I took a picture of a White-crowned Sparrow in the same thicket where I saw the Swamp Sparrow I mentioned yesterday. During the winter and migration, these sparrows inhabit thickets, fields, roadsides, and backyards with patches of bare ground and grasses, which are essential characteristics of their breeding habitat.

White-crowned-Sparrow On Top Of A Thicket

White-crowned-Sparrow On Top Of A Thicket

According to Wild Birds Unlimited, during winter, a White-crowned Sparrow carries about 3 grams of fat, half of which it uses up at night and must replace every day. This thicket is my favorite spot for photographing small birds at Sequoyah National Wildlife Refuge in Oklahoma. It is next to the auto tour road and has various plants growing in and around it. These birds are probably finding food sources in this area. There is also a field behind the thicket that has had various crops planted over the years, this year being soybeans.

I like this spot because it gets excellent morning light as the sun rises. When I arrive and park, the birds hide in the thicket. I wait for them to reappear and get comfortable, then take a photo when they land on a perch that I think will make a great picture. I aim to capture a picture that doesn’t have too much brush or plants in the background to avoid detracting from the bird’s image.

Image Information:

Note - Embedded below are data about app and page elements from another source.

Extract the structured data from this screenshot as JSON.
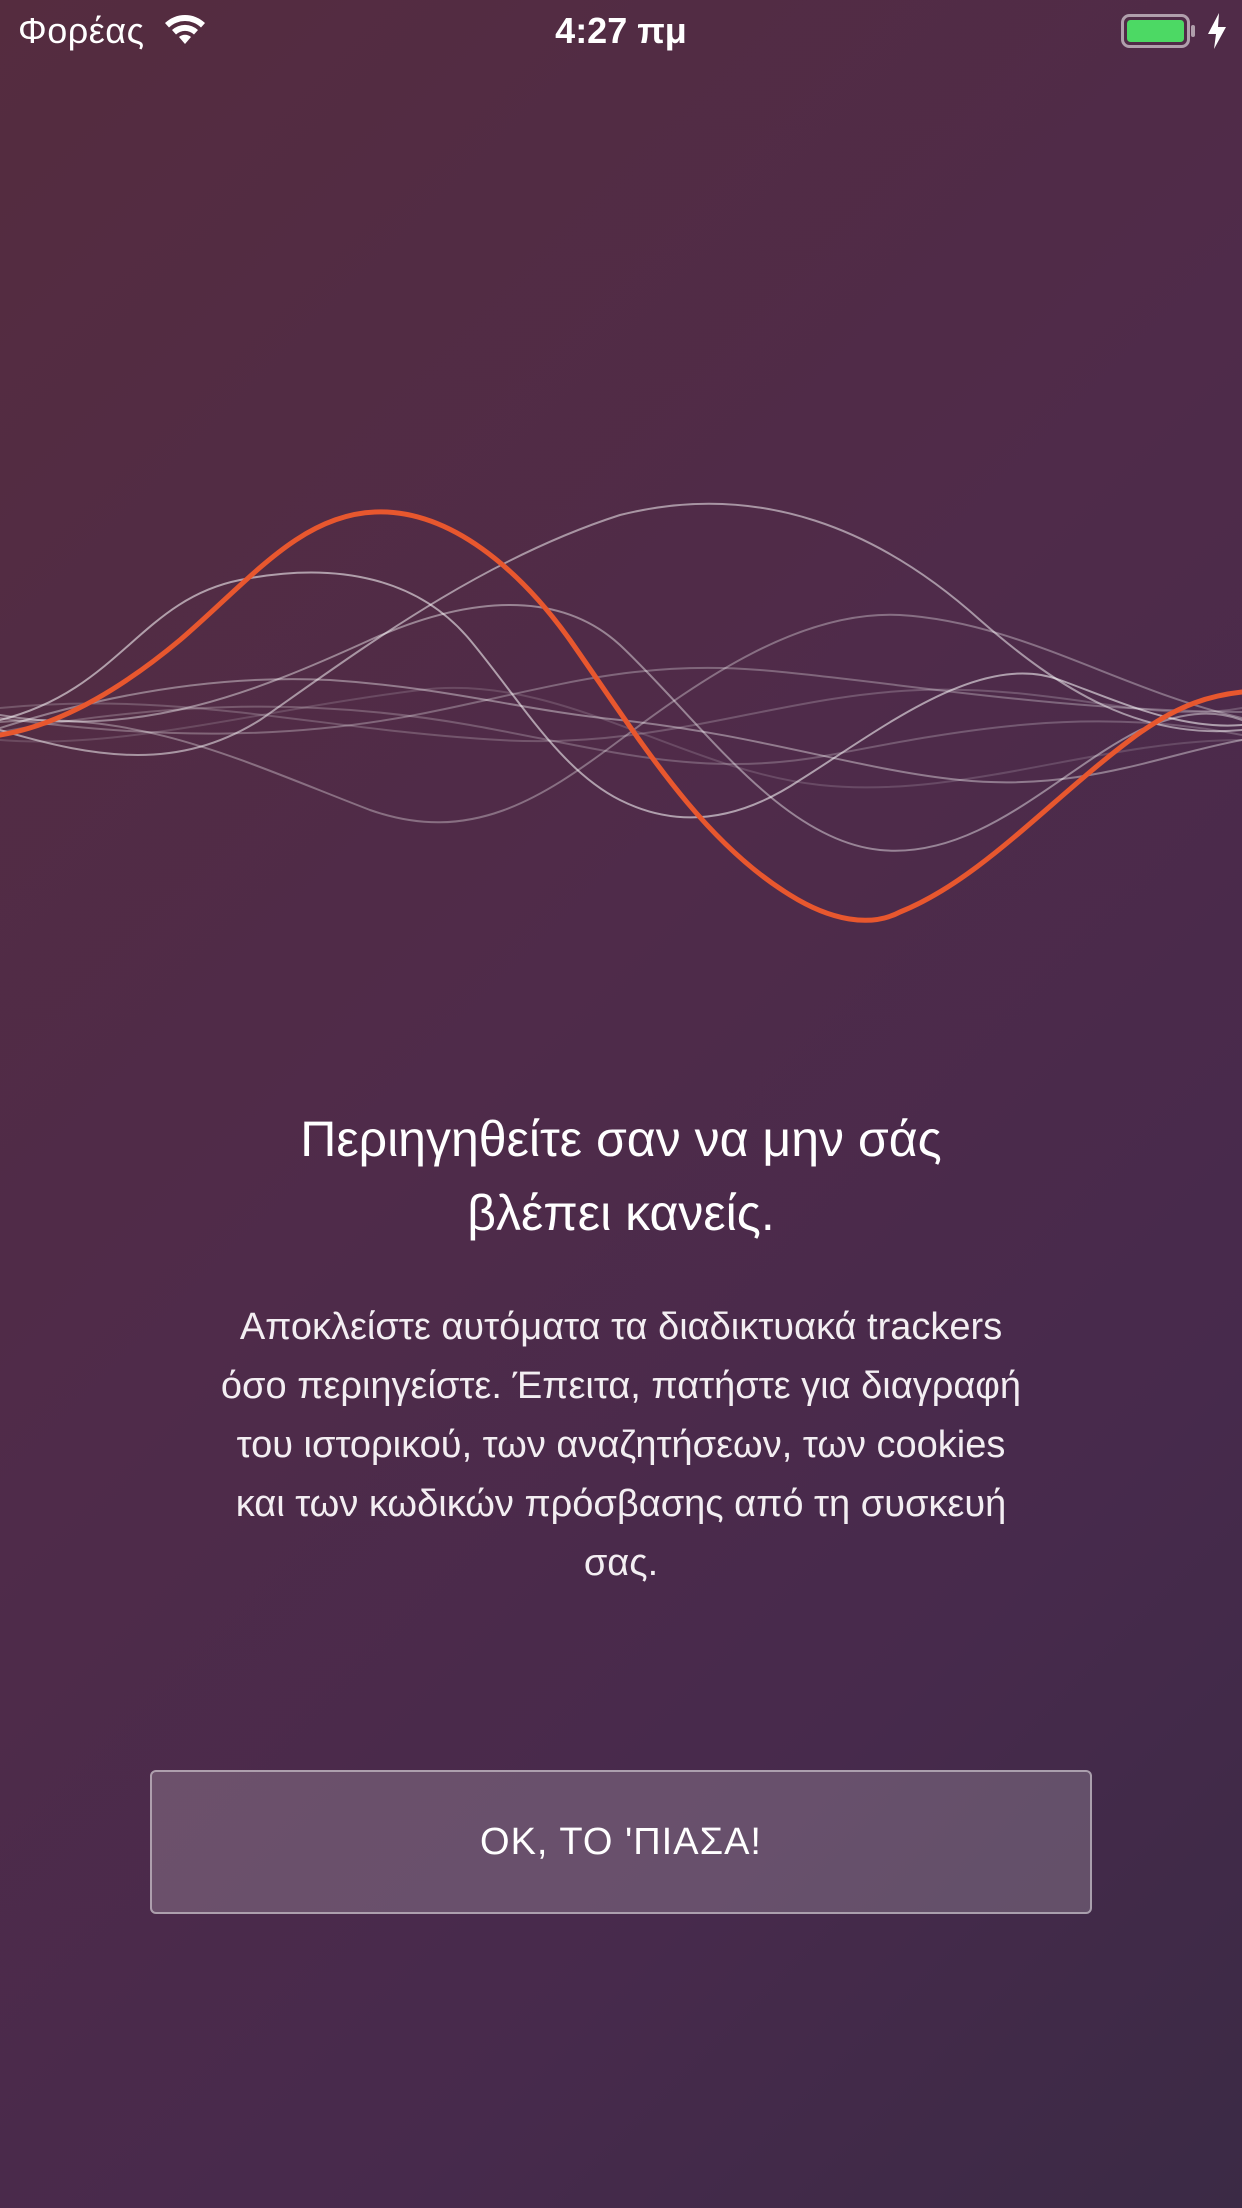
{
  "status_bar": {
    "carrier": "Φορέας",
    "time": "4:27 πμ",
    "wifi_icon": "wifi-icon",
    "battery_icon": "battery-icon",
    "battery_level": 1.0,
    "battery_color": "#4cd964",
    "charging_icon": "bolt-icon"
  },
  "onboarding": {
    "graphic": "sound-wave-illustration",
    "accent_color": "#e8572e",
    "title_line1": "Περιηγηθείτε σαν να μην σάς",
    "title_line2": "βλέπει κανείς.",
    "description_lines": [
      "Αποκλείστε αυτόματα τα διαδικτυακά trackers",
      "όσο περιηγείστε. Έπειτα, πατήστε για διαγραφή",
      "του ιστορικού, των αναζητήσεων, των cookies",
      "και των κωδικών πρόσβασης από τη συσκευή",
      "σας."
    ],
    "button_label": "ΟΚ, ΤΟ 'ΠΙΑΣΑ!"
  }
}
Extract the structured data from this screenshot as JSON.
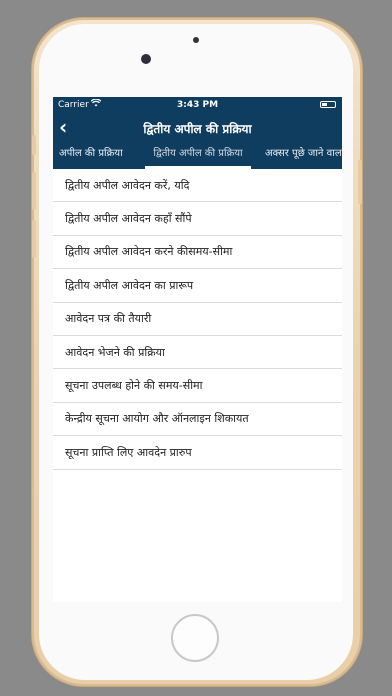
{
  "status": {
    "carrier": "Carrier",
    "time": "3:43 PM"
  },
  "nav": {
    "title": "द्वितीय अपील की प्रक्रिया",
    "back_icon": "‹"
  },
  "tabs": [
    {
      "label": "अपील की प्रक्रिया"
    },
    {
      "label": "द्वितीय अपील की प्रक्रिया"
    },
    {
      "label": "अक्सर पूछे जाने वाल"
    }
  ],
  "list": [
    "द्वितीय अपील आवेदन करें, यदि",
    "द्वितीय अपील आवेदन कहाँ सौंपे",
    "द्वितीय अपील आवेदन करने कीसमय-सीमा",
    "द्वितीय अपील आवेदन का प्रारूप",
    "आवेदन पत्र की तैयारी",
    "आवेदन भेजने की प्रक्रिया",
    "सूचना उपलब्ध होने की समय-सीमा",
    "केन्द्रीय सूचना आयोग और ऑनलाइन शिकायत",
    "सूचना प्राप्ति लिए आवदेन प्रारुप"
  ],
  "colors": {
    "nav": "#0f3d5f",
    "phone": "#ead3b0"
  }
}
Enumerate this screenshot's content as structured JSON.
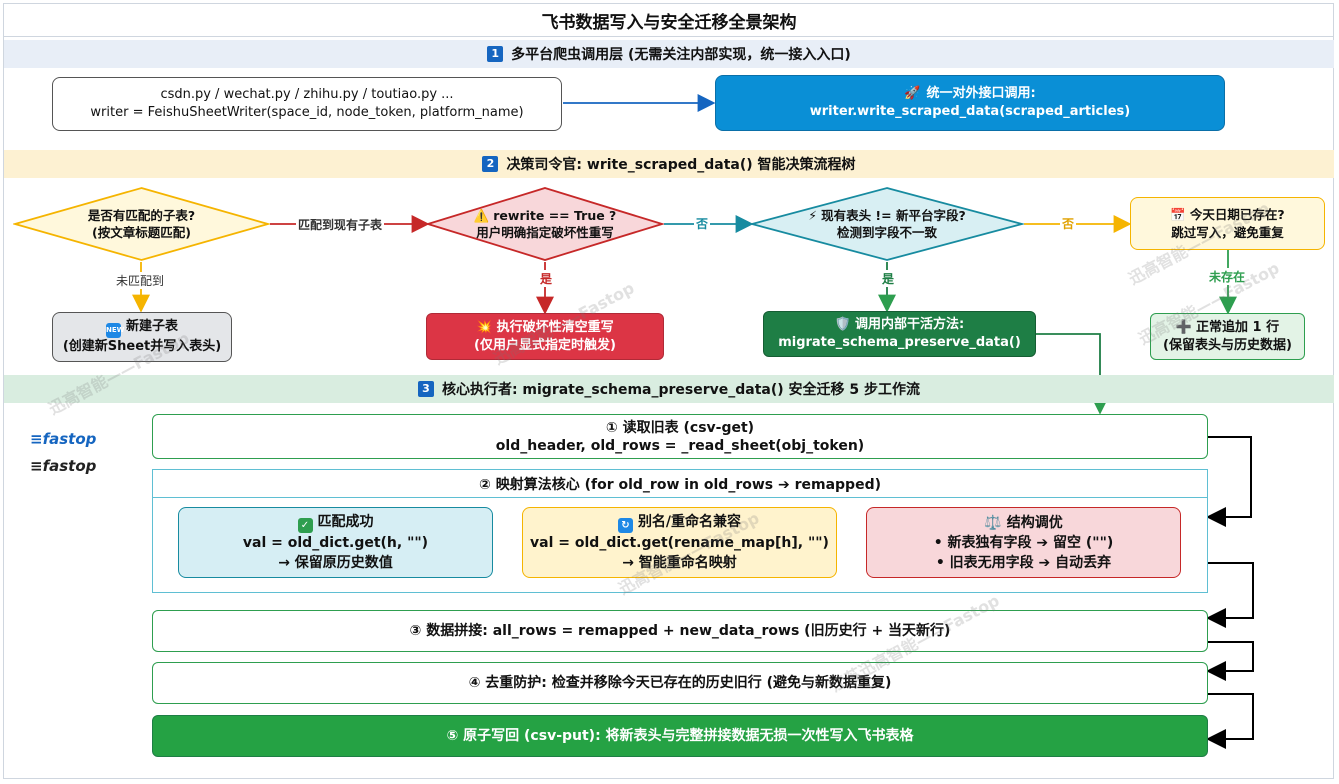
{
  "title": "飞书数据写入与安全迁移全景架构",
  "layer1": {
    "num": "1",
    "title": "多平台爬虫调用层 (无需关注内部实现，统一接入入口)",
    "scripts_line1": "csdn.py / wechat.py / zhihu.py / toutiao.py ...",
    "scripts_line2": "writer = FeishuSheetWriter(space_id, node_token, platform_name)",
    "api_line1": "统一对外接口调用:",
    "api_line2": "writer.write_scraped_data(scraped_articles)",
    "api_icon": "rocket-icon"
  },
  "layer2": {
    "num": "2",
    "title": "决策司令官: write_scraped_data() 智能决策流程树",
    "d1_line1": "是否有匹配的子表?",
    "d1_line2": "(按文章标题匹配)",
    "d1_no": "未匹配到",
    "d1_yes": "匹配到现有子表",
    "d2_line1": "rewrite == True ?",
    "d2_line2": "用户明确指定破坏性重写",
    "d2_icon": "warning-icon",
    "d2_yes": "是",
    "d2_no": "否",
    "d3_line1": "现有表头 != 新平台字段?",
    "d3_line2": "检测到字段不一致",
    "d3_icon": "lightning-icon",
    "d3_yes": "是",
    "d3_no": "否",
    "d4_line1": "今天日期已存在?",
    "d4_line2": "跳过写入，避免重复",
    "d4_icon": "calendar-icon",
    "d4_no": "未存在",
    "r1_line1": "新建子表",
    "r1_line2": "(创建新Sheet并写入表头)",
    "r1_icon": "new-icon",
    "r2_line1": "执行破坏性清空重写",
    "r2_line2": "(仅用户显式指定时触发)",
    "r2_icon": "explosion-icon",
    "r3_line1": "调用内部干活方法:",
    "r3_line2": "migrate_schema_preserve_data()",
    "r3_icon": "shield-icon",
    "r4_line1": "正常追加 1 行",
    "r4_line2": "(保留表头与历史数据)",
    "r4_icon": "plus-icon"
  },
  "layer3": {
    "num": "3",
    "title": "核心执行者: migrate_schema_preserve_data() 安全迁移 5 步工作流",
    "s1_line1": "① 读取旧表 (csv-get)",
    "s1_line2": "old_header, old_rows = _read_sheet(obj_token)",
    "s2_title": "② 映射算法核心 (for old_row in old_rows ➔ remapped)",
    "c1_title": "匹配成功",
    "c1_icon": "check-icon",
    "c1_line1": "val = old_dict.get(h, \"\")",
    "c1_line2": "→ 保留原历史数值",
    "c2_title": "别名/重命名兼容",
    "c2_icon": "refresh-icon",
    "c2_line1": "val = old_dict.get(rename_map[h], \"\")",
    "c2_line2": "→ 智能重命名映射",
    "c3_title": "结构调优",
    "c3_icon": "scales-icon",
    "c3_line1": "• 新表独有字段 ➔ 留空 (\"\")",
    "c3_line2": "• 旧表无用字段 ➔ 自动丢弃",
    "s3": "③ 数据拼接: all_rows = remapped + new_data_rows (旧历史行 + 当天新行)",
    "s4": "④ 去重防护: 检查并移除今天已存在的历史旧行 (避免与新数据重复)",
    "s5": "⑤ 原子写回 (csv-put): 将新表头与完整拼接数据无损一次性写入飞书表格"
  },
  "logos": [
    "fastop",
    "fastop"
  ],
  "watermarks": [
    "迅高智能——Fastop",
    "迅高智能——Fastop",
    "迅高智能——Fastop",
    "迅高智能——Fastop",
    "江苏迅高智能——Fastop",
    "迅高智能——Fastop"
  ],
  "colors": {
    "blue_band": "#e8eef7",
    "yellow_band": "#fdf1d2",
    "green_band": "#d9ede0",
    "api_blue": "#0a8fd6",
    "red": "#dc3545",
    "green": "#1e7e45",
    "step5_green": "#25a244"
  }
}
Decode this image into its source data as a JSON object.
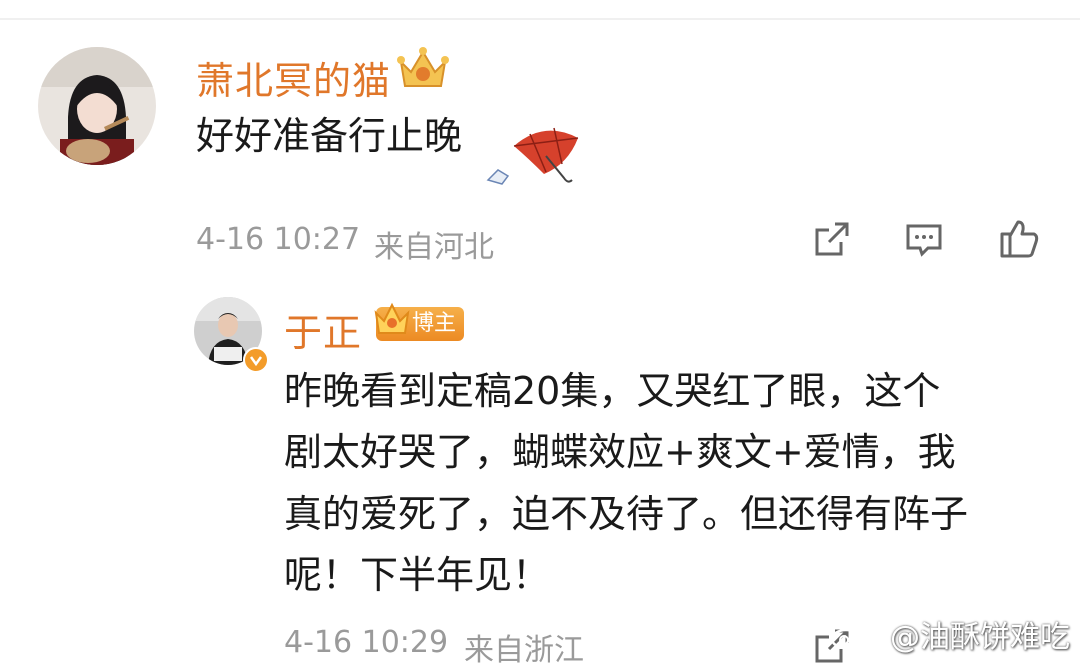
{
  "comments": [
    {
      "username": "萧北冥的猫",
      "text": "好好准备行止晚",
      "date": "4-16 10:27",
      "location": "来自河北"
    },
    {
      "username": "于正",
      "badge": "博主",
      "lines": [
        "昨晚看到定稿20集，又哭红了眼，这个",
        "剧太好哭了，蝴蝶效应+爽文+爱情，我",
        "真的爱死了，迫不及待了。但还得有阵子",
        "呢！下半年见！"
      ],
      "date": "4-16 10:29",
      "location": "来自浙江"
    }
  ],
  "watermark": "@油酥饼难吃",
  "icons": [
    "share-icon",
    "comment-icon",
    "like-icon",
    "crown-icon",
    "umbrella-icon",
    "verified-icon",
    "weibo-logo-icon"
  ],
  "colors": {
    "username": "#e0772a",
    "meta": "#9a9a9a",
    "badge": "#ec8a23"
  }
}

  • Date: 12/06/23
  • Time: 09:01 AM
  • Camera: Canon EOS R7
  • Lens: Canon RF 800mm F11
  • ISO: 640
  • Aperture: 11
  • Shutter: 1/1250
  • Exp. Comp.: 0
  • Lens (mm): 800
  • Program Mode: Manual